An Unforgettable Fire


The ruins of Moydrum Castle, County Westmeath. The former seat of the Handcock family, an earlier house here was described in Neale’s Views of Seats (1823) as being ‘nothing more than an ordinary farmhouse, contracted in its dimensions, mean in its external form and inconvenient in its interior arrangements.’ By that date work was already underway to transform and enlarge the building into a neo-Jacobean castle designed by Richard Morrison suitable as a residence for William Handcock, raised to the peerage first as Baron and then Viscount Castlemaine. The completed work was described by Samuel Lewis in 1837 as ‘a solid castellated mansion with square turrets at each angle beautifully situated on the edge of a small lake and surrounded by an extensive and richly wooded demesne.’ This is what remains of the east-facing façade, the entrance resembling an immense gate-tower. Moydrum was burnt by members of the IRA in July 1921 and has remained derelict ever since: in 1984 a photograph of Moydrum by Anton Corbijn was used on the cover of U2’s album The Unforgettable Fire showing members of the band standing in front of the ruins.

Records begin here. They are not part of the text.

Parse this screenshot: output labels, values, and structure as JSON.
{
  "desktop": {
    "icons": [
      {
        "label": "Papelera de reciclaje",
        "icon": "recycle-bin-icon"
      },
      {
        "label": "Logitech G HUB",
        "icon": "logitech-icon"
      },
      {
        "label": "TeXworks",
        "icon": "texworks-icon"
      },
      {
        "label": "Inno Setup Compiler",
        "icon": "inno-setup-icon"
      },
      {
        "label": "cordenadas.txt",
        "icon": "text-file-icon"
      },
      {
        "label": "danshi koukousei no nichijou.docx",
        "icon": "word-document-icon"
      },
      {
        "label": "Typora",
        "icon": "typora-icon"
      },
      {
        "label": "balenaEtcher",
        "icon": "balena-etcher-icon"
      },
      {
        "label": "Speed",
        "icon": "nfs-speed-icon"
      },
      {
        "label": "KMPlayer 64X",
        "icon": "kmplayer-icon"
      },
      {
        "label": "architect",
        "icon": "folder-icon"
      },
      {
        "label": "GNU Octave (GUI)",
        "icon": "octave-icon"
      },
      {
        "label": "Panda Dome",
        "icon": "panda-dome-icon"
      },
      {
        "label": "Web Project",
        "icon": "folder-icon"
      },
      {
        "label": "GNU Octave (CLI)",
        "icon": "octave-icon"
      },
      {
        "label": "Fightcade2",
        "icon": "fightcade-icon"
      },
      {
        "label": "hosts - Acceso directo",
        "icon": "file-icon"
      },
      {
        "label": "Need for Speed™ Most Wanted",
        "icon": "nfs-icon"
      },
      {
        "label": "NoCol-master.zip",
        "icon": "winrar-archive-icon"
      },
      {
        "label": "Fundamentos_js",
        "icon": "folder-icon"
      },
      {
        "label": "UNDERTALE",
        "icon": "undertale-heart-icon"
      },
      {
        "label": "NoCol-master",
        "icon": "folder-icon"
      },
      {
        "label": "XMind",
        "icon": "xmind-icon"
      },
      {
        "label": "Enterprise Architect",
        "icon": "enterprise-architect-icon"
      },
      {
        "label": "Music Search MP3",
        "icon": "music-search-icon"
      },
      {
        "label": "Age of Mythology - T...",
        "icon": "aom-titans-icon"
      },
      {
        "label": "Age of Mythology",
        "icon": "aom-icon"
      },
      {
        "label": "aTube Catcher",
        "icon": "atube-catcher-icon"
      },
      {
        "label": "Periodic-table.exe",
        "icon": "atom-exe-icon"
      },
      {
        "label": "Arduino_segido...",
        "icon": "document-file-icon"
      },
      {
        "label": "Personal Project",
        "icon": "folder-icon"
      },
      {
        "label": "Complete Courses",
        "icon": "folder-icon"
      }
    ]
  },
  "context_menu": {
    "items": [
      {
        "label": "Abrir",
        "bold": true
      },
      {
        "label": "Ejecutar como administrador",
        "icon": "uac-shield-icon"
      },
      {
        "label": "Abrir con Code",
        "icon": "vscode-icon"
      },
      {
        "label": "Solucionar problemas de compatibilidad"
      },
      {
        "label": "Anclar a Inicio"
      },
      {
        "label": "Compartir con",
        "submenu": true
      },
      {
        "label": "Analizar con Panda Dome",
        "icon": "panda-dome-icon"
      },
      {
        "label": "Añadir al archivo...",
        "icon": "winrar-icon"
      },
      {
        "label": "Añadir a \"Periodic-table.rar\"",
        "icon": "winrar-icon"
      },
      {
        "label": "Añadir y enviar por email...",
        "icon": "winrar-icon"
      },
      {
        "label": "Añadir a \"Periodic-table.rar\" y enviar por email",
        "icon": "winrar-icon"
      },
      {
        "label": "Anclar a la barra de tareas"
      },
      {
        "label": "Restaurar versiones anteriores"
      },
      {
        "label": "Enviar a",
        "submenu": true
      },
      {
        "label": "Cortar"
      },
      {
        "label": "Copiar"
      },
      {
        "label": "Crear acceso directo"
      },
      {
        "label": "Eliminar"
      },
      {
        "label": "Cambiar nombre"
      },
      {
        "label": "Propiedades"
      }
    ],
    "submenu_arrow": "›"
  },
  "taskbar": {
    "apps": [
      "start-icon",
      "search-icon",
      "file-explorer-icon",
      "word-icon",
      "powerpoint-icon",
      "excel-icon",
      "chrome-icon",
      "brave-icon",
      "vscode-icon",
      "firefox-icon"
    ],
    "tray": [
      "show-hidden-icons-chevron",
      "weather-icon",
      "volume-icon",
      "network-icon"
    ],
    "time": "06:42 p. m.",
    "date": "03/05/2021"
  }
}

What’s Left


The remains of Rattin Castle, County Westmeath, a substantial four-storey tower house that was built in the 15th or 16th centuries. During this period the land on which it stands, formerly under the control of Hugh de Lacy, was in the possession of the d’Arcy family. The last member, Nicholas d’Arcy, forfeited the castle in the 1640s during the Confederate Wars and it seems to have fallen into ruin after that: a source from that period claimed the building originally had several towers and no less than 500 rooms.